As soon as Tony suggested that I should let myself experience the memories (and not in an indulgent way), it made sense.  I DID have a wall up.  Similar to the wall I had put up between myself and God, I was putting a wall up between myself and my memories.  I didn't want to remember...because I knew that that part of my life was behind me.  It was in the past. It was forgiven.

But there is still collateral damage.  And I believe that these memories are collateral damage.  Just like the broken friendships that have resulted from the affair.

So what do I do with them?

I have to let myself have them.  I can't keep stopping them and pushing them down.  If you do that for too long, you will at some point explode.  Your mind can only handle so much.  Suppressing things is NEVER good for anyone.  I don't care what you tell yourself.  It might be OK in the moment, but in the long run, it can do lasting damage.

So now that I know this is an issue in my life, I have to learn to navigate through the memories.  I have to let myself have the memories when they come.  And as Tony suggested, I need to look at it as an opportunity to be broken once again, before the feet of Jesus.  To be humble and acknowledge my sin.  To acknowledge those I hurt.  Instead of indulging in the memories, I can surrender them to Jesus and let him take them, just like he did my punishment.  How comforting and encouraging to know that I can do this!

When the memories assault me, I can surrender them and remind myself that I am forgiven.  That I am not that person.  Those memories and that sin does not define me!  God makes Beautiful Things.  Thank you for teaching me that, Gungor (and God!).

I no longer have to fear these memories.

I don't have to suppress them.

I have to let them come, and rather than indulge in them, I have to lay them at the foot of the Cross.  I have to acknowledge that I am a sinner and that what I did was wrong.  And I have to remember that I AM REDEEMED!


  1. You are forgiven and redeemed Jamie. I fully understand the memories issue. Before I married my Beloved, I lived in habitual sexual sin, not that much different than Rahab; just minus the pocketbook! It was hard to overcome all those memories and bad choices but with God, it became possible. I haven't written about this on my blog yet, but I will someday.
    The verse that I clung to that helped me through my past is this one. I love the verb tense for the word, "forgetting" because it's an on-going thing that Paul, the chief sinner, had to do.
    Brethren, I do not count myself to have apprehended; but one thing I do, forgetting those things which are behind and reaching forward to those things which are ahead. Phil. 3:13

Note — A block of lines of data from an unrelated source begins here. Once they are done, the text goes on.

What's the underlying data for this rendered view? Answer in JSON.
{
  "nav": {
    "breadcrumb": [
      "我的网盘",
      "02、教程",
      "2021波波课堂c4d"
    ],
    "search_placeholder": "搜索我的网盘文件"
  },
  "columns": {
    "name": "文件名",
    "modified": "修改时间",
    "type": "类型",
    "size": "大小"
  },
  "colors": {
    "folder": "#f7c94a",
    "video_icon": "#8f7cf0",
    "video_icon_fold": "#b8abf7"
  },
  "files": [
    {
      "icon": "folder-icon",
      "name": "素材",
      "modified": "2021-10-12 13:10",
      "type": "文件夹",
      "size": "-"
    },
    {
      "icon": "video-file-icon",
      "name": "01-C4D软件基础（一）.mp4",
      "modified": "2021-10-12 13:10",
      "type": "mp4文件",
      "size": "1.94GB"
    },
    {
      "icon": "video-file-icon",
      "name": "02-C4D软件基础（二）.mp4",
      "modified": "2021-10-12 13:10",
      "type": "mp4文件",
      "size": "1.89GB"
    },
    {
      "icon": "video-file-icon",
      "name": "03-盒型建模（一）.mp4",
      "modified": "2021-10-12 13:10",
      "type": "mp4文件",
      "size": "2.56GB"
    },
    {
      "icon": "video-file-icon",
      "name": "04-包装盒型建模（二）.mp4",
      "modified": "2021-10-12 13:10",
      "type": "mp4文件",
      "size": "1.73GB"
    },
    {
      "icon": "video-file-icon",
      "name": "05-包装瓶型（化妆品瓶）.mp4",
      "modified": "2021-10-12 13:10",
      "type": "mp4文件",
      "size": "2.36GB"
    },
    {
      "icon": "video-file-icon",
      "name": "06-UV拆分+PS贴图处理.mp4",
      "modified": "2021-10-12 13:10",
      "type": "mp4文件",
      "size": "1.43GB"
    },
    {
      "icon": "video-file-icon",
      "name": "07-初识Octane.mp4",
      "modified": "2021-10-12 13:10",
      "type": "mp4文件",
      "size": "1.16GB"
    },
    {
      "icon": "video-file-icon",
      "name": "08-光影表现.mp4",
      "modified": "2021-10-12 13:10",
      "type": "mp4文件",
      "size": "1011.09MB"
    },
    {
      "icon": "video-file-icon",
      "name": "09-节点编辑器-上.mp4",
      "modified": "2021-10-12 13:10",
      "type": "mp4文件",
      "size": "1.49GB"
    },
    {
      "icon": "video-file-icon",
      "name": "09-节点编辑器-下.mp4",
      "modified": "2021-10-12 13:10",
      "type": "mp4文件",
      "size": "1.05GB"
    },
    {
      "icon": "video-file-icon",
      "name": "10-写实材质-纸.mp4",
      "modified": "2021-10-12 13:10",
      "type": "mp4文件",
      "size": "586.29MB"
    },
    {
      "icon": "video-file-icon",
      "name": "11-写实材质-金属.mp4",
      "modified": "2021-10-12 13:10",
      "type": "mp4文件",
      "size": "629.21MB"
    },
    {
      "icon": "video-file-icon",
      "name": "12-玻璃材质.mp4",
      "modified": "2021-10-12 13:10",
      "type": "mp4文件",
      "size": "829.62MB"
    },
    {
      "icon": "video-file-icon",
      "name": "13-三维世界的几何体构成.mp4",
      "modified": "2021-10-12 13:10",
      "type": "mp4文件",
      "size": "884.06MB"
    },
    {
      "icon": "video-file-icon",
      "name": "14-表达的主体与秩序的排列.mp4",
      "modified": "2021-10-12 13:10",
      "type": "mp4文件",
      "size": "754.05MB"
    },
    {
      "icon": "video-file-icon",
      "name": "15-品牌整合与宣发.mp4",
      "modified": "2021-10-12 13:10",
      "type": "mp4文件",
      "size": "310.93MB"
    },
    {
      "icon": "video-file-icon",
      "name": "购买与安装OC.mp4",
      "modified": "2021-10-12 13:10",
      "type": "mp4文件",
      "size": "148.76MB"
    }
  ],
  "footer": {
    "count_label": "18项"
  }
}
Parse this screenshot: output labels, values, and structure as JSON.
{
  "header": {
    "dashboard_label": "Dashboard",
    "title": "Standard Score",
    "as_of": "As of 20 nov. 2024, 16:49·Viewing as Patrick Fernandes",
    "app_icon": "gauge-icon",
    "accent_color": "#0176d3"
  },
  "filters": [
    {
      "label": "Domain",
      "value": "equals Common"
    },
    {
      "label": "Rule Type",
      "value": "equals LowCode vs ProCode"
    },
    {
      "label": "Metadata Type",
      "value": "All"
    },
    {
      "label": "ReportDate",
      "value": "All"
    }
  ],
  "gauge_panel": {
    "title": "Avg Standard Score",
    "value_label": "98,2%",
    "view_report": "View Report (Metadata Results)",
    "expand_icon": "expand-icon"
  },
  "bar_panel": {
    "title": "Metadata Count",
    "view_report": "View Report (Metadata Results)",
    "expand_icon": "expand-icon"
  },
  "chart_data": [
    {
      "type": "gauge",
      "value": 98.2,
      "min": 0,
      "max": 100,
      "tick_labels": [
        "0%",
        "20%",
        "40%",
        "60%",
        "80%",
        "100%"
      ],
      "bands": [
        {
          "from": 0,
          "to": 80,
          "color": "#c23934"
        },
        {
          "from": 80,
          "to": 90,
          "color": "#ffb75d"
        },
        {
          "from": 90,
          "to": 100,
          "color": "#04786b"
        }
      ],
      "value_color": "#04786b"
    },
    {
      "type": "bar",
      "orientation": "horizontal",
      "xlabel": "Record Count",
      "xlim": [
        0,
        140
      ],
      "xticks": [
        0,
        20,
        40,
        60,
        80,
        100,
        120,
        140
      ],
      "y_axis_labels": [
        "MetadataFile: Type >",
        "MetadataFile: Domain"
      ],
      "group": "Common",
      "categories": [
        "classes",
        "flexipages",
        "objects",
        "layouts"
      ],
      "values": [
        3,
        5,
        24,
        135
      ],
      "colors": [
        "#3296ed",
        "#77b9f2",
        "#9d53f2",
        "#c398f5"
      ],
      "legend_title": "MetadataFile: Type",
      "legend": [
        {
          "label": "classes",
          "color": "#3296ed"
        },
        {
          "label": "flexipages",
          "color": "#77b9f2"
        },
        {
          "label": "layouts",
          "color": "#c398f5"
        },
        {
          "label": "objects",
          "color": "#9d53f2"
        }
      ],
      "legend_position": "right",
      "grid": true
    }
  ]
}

    1. You're exactly right. And it further cements this idea that I need to let the memories come and then keep up with the process of forgetting. Thanks for the verse!

  2. So wonderful that your husband extends grace to you just as The Lord does. The more you think of those memories and release them to Jesus, you'll feel freer and the enemy will know that he does not have a stronghold in your life from the past sin of which you have been forgiven.

    1. Absolutely! My husband is a really good man. I am truly blessed.

  3. Isn't it a blessing to be redeemed? Don't forget God's sweet forgiveness, dear Jamie!

    1. It really is! I am reminded often and grateful for each time God opens my eyes wider to his beauty and grace and mercy.